††††††††††† It is true that the statistical-probability evidence was probative on the issue of whether Cavazos was the father of A.C.ís baby and, thus, on the issue of guilt.† This was not the only evidence before the jury with respect to the issue of Cavazosís guilt, however.† The state presented several other strong pieces of evidence of Cavazosís guilt, particularly A.C.ís testimony.† A.C. testified that Cavazos had had sex with her and had touched her inappropriately on several occasions.† Similarly, (1) A.C.ís doctor testified that upon learning that she was pregnant, A.C. had stated that Cavazos was the father of the baby; (2) the investigating officer testified that A.C. had told him that Cavazos had had sex with her and had touched her inappropriately on several occasions; and (3) A.C.ís mother testified that A.C. had told her that Cavazos had abused her.† Further, the first expert witness, Iverson, testified within the strictures of Bloom that his test could not exclude Cavazos as the father.† The jury was also able to watch A.C.ís videotaped interview with the investigating officer and the social worker, in which A.C. stated that Cavazos had had sex with her and gave the same details that she provided in her testimony.

††††††††††† The jury returned a verdict finding Cavazos guilty on all counts.† There is no way for this court to determine the exact reason for the juryís verdict.† But the significant and powerful evidence of Cavazoís guilt that was not based on statistical-probability evidence leads us to conclude that Cavazos was not denied a fair trial and that the jury would have arrived at the same verdict without the statistical-probability evidence.

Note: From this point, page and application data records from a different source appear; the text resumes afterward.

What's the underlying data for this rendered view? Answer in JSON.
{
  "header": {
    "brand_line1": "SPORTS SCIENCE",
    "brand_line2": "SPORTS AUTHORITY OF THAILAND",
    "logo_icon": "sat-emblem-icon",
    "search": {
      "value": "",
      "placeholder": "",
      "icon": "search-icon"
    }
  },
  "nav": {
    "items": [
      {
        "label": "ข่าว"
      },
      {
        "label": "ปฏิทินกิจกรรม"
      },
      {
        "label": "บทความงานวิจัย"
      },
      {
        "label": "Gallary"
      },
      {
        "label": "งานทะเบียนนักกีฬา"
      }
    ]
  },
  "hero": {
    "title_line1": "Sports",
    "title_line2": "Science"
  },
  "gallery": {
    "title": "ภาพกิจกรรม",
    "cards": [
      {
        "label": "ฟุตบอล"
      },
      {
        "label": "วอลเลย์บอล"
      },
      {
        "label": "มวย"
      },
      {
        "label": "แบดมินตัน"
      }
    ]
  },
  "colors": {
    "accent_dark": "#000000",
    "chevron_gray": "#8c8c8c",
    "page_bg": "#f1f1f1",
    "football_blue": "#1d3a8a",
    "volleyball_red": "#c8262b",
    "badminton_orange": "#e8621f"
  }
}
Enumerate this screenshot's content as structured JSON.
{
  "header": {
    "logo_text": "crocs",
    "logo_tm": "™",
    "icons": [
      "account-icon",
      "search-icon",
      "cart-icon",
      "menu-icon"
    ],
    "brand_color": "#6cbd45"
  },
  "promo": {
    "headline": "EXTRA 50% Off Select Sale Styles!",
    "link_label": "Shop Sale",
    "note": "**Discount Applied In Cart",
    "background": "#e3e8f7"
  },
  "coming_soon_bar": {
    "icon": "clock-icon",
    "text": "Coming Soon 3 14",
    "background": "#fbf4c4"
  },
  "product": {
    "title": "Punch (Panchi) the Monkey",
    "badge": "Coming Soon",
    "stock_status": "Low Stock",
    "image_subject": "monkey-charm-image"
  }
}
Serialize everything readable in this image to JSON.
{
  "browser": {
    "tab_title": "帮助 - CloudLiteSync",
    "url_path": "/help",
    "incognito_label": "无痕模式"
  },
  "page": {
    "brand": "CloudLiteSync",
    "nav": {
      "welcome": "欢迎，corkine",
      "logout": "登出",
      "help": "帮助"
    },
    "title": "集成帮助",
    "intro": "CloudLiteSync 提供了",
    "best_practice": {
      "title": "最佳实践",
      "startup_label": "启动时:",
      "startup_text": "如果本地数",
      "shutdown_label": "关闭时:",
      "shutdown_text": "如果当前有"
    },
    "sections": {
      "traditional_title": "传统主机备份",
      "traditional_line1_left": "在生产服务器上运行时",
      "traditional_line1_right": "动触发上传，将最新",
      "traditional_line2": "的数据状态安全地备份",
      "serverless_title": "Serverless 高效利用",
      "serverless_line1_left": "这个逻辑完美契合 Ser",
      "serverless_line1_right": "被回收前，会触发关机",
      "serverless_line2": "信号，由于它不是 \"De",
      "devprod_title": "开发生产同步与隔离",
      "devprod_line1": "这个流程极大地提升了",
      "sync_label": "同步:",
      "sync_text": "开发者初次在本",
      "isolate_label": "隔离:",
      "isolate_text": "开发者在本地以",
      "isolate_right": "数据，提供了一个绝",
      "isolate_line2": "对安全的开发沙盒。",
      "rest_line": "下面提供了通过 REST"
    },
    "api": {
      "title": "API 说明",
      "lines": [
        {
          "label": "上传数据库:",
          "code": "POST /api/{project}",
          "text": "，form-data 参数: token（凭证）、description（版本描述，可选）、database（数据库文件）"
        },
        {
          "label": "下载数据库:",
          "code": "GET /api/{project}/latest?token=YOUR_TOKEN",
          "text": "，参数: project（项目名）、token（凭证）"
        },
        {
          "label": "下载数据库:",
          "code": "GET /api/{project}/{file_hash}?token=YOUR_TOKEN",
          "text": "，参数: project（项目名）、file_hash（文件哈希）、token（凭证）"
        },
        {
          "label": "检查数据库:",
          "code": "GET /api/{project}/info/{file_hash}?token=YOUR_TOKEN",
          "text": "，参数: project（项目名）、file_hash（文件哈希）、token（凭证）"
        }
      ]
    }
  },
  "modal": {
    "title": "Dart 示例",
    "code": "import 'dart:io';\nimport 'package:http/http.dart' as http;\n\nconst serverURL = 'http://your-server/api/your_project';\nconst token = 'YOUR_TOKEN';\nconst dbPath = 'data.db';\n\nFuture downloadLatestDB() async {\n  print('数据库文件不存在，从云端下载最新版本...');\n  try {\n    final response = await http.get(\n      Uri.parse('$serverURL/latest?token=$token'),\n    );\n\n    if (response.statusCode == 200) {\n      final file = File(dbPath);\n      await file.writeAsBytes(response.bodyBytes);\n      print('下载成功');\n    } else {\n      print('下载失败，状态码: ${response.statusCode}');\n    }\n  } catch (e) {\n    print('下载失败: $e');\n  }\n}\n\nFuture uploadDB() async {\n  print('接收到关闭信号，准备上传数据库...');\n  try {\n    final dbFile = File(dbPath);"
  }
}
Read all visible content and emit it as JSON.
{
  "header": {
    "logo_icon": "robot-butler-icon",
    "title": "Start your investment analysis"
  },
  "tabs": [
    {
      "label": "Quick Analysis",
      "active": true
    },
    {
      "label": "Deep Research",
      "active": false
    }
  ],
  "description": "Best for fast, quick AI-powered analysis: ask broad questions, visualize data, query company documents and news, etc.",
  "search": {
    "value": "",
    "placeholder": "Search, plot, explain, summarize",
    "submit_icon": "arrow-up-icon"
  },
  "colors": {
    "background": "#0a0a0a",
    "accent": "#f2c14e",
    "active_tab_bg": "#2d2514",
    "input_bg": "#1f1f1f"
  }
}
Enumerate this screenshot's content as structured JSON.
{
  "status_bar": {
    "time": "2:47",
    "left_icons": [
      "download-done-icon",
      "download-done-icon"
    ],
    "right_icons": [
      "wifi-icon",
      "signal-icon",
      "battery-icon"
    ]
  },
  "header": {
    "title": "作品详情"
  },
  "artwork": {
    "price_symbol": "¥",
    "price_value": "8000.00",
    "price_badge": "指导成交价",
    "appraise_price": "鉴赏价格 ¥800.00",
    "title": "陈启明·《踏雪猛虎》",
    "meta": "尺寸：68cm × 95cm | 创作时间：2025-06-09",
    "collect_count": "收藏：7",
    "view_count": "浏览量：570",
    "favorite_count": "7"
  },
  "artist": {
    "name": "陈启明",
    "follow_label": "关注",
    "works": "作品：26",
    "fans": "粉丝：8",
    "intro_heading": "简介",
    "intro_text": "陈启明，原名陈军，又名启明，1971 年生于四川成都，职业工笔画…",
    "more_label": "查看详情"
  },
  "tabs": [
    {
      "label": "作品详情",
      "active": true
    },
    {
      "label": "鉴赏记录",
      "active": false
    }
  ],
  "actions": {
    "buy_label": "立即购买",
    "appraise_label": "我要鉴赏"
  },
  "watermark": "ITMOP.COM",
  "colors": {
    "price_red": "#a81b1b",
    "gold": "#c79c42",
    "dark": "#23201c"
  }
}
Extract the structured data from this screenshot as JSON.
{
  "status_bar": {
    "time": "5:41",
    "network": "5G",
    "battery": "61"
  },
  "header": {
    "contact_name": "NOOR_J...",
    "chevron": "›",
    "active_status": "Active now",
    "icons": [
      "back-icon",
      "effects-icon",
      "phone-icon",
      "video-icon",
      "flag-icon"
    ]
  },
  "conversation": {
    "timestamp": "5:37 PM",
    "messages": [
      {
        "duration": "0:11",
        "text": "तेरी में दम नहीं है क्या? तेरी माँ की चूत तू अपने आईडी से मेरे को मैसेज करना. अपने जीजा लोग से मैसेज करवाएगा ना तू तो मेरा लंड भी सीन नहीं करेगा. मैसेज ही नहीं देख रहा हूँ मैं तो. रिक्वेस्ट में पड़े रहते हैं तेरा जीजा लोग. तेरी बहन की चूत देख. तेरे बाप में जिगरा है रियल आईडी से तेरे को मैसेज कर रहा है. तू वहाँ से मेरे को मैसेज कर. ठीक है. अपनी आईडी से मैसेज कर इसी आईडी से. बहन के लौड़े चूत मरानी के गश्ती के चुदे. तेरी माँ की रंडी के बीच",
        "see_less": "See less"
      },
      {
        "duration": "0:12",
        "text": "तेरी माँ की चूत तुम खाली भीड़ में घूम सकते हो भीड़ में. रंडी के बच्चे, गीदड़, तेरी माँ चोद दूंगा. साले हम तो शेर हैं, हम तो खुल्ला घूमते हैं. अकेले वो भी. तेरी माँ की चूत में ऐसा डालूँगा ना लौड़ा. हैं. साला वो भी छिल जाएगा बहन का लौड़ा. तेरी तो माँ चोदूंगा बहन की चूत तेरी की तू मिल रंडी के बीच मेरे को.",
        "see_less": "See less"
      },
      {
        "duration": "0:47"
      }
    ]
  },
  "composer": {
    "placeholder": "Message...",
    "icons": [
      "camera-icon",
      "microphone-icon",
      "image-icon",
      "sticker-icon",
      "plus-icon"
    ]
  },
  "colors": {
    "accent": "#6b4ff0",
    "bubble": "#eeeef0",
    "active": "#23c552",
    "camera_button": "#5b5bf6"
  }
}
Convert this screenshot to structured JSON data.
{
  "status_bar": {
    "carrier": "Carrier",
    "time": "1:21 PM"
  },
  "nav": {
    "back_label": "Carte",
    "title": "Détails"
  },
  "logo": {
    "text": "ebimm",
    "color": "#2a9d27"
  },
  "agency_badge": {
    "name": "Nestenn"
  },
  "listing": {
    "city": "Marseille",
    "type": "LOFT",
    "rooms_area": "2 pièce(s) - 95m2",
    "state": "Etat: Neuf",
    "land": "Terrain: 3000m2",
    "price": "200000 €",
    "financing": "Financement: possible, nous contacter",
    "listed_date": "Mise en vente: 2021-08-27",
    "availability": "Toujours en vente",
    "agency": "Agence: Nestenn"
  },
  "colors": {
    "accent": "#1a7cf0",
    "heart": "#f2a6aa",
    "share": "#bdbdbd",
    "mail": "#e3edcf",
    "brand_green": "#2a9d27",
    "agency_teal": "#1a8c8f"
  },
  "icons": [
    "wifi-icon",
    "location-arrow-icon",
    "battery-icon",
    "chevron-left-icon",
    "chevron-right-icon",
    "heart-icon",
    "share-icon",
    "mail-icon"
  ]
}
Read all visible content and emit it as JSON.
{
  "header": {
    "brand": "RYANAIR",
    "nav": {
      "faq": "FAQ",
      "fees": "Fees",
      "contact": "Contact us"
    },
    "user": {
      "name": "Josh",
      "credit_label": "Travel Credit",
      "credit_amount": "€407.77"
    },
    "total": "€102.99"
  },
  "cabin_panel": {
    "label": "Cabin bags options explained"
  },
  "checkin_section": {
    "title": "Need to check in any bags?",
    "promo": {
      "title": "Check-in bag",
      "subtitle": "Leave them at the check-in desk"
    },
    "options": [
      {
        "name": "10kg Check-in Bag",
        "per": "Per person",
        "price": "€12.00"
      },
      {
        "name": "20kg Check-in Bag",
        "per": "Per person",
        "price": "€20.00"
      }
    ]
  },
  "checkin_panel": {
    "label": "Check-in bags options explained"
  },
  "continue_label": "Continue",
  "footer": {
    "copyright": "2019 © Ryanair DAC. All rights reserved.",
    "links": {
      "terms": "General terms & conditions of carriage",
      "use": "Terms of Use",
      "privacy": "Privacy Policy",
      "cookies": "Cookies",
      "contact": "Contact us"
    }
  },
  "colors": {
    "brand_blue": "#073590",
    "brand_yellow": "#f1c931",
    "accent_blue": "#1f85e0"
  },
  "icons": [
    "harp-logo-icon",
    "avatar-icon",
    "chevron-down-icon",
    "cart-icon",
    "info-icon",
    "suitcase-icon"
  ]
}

†††††††††† Cavazos attempts to discredit A.C.ís testimony by noting that A.C. did not tell the investigating officer during the first interview that Cavazos had touched her inappropriately on other occasions.† On this issue, A.C. testified that she was too scared at first to tell the investigating officer about the other times.† The investigating officer testified that it is not unusual for sexual-assault victims to make revelations over a period of time and that it is not unusual for a child to delay reporting.† Based on this testimony, it was entirely reasonable for the jury to find, as it must have, that A.C. was not fabricating new allegations but that she had a good reason for not telling the investigating officer about the previous incidents during the first interview.

††††††††††† Cavazos also attempts to discredit A.C.ís testimony by stating that her story changed throughout the proceedings.† This is an inaccurate characterization of her testimony.† As the state properly notes, A.C. has never equivocated about who sexually assaulted her.† Her recount of the sexual contact that took place in June of 1998 has been consistent from the first time that she spoke about it to the investigating officer to the time that she testified in court with Cavazos present.

Given the strong evidence against Cavazos, we conclude that he has failed to meet his heavy burden of proving that the alleged error affected his substantial rights.† Even if the statistics were improperly admitted, there is no reasonable likelihood that such an error substantially affected the juryís verdict.